As reported by Times reporter David Gutman, the agency uses a formula that inflates vehicle values, leading to higher car-tab taxes.

This is causing sticker shock for residents of King, Pierce and Snohomish counties facing big increases in their licensing fees as Sound Transit 3 taxes kick in this year.

Responding with more than a shrug is in Sound Transit’s best interest. Outrage over the fees and seemingly capricious valuation methodology is fostering resentment.

Coupled with brutal property-tax increases this year because of various tax measures and rising assessments that some are facing, this risks a taxpayer revolt such as Tim Eyman’s 1999 initiative demanding $30 state car tabs.
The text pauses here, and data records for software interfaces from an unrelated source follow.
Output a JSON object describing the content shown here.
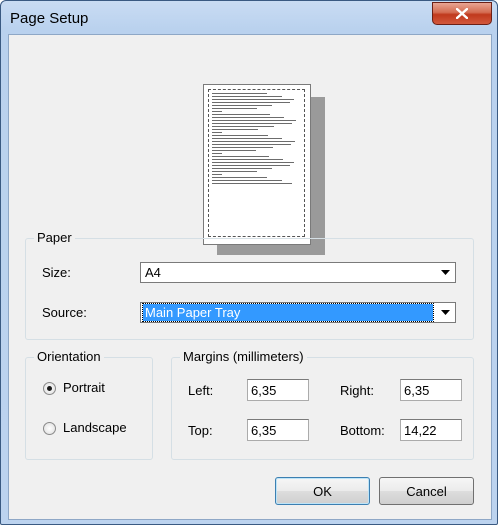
{
  "window": {
    "title": "Page Setup",
    "close_icon": "close-icon"
  },
  "paper": {
    "group_label": "Paper",
    "size_label": "Size:",
    "size_value": "A4",
    "source_label": "Source:",
    "source_value": "Main Paper Tray"
  },
  "orientation": {
    "group_label": "Orientation",
    "portrait_label": "Portrait",
    "landscape_label": "Landscape",
    "selected": "Portrait"
  },
  "margins": {
    "group_label": "Margins (millimeters)",
    "left_label": "Left:",
    "left_value": "6,35",
    "right_label": "Right:",
    "right_value": "6,35",
    "top_label": "Top:",
    "top_value": "6,35",
    "bottom_label": "Bottom:",
    "bottom_value": "14,22"
  },
  "buttons": {
    "ok": "OK",
    "cancel": "Cancel"
  },
  "colors": {
    "title_bar": "#b9d1ee",
    "close_button": "#c7432a",
    "selection": "#3399ff",
    "dialog_bg": "#f0f0f0"
  }
}
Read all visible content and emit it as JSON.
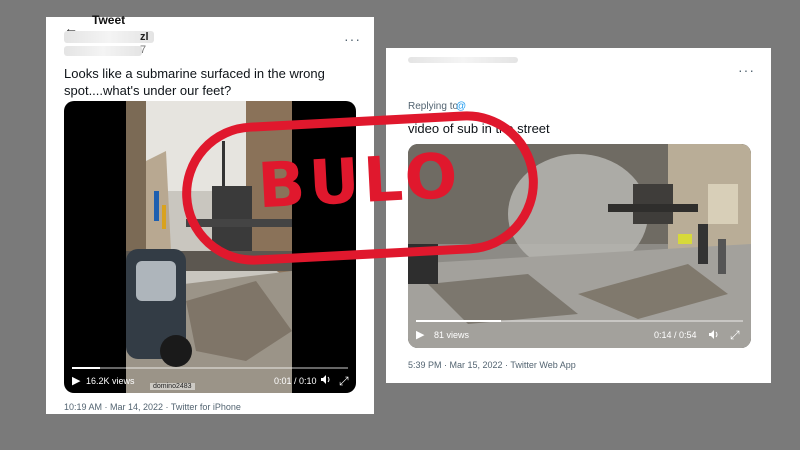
{
  "left_tweet": {
    "header_title": "Tweet",
    "name_tail": "zl",
    "handle_tail": "7",
    "text_line1": "Looks like a submarine surfaced in the wrong",
    "text_line2": "spot....what's under our feet?",
    "views": "16.2K views",
    "uploader_tag": "domino2483",
    "time_display": "0:01 / 0:10",
    "progress": 0.1,
    "timestamp": "10:19 AM · Mar 14, 2022 · Twitter for iPhone"
  },
  "right_tweet": {
    "replying_label": "Replying to",
    "text": "video of sub in the street",
    "views": "81 views",
    "time_display": "0:14 / 0:54",
    "progress": 0.26,
    "timestamp": "5:39 PM · Mar 15, 2022 · Twitter Web App"
  },
  "stamp": {
    "text": "BULO",
    "color": "#e0182d"
  },
  "icons": {
    "play": "▶",
    "volume": "🔈",
    "expand": "⤢",
    "more": "···",
    "back": "←"
  }
}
Eyman filed a follow-up measure with the Secretary of State’s office in January that would attempt to repeal licensing fees above $30 and create a new valuation schedule for Sound Transit. He and supporters are discussing whether to proceed and gather signatures.

State lawmakers are also responding to the Sound Transit angst with multiple proposals, including a bill the Senate passed Wednesday that would replace the agency’s current board of regional elected officials with directly elected commissioners.

More to the point, though, are bills requiring the agency to use a more reasonable system to calculate vehicle taxes.

Bills in the state House and Senate would require the agency to use Kelley Blue Book or National Automobile Dealers Association values, when calculating motor vehicle excise tax (MVET). Sponsors say this would better reflect market values, especially newer cars’ declines in value.

“There really needs to be some honesty in this,” said state Sen. Dino Rossi, R-Sammamish, who is sponsoring Senate Bill 5851.

Rep. Mark Harmsworth, R-Mill Creek, is sponsoring the similar House Bill 2132.

Sound Transit’s official line is that its MVET taxes are locked in, because it already sold bonds that must be repaid by those taxes.

But adjustments to the valuation methodology should be possible, without jeopardizing Sound Transit’s credit rating or its ability to repay bonds. A spokesman for rating agency Moody’s said it recently upgraded the agency’s rating; any change related to the MVET would depend on what the Legislature does and how Sound Transit responds.

After meeting with lawmakers Wednesday, the agency’s chief executive, Peter Rogoff, said it’s considering changes to the methodology.

“If the law and our bond covenants and our financial projections allow us to take a fresh look at the valuation issue, working with the Legislature, we are happy to do that,” he said.

Please do so, promptly, and give the beleaguered people funding Sound Transit a more reasonable method of taxation. Otherwise the Legislature should make the fix.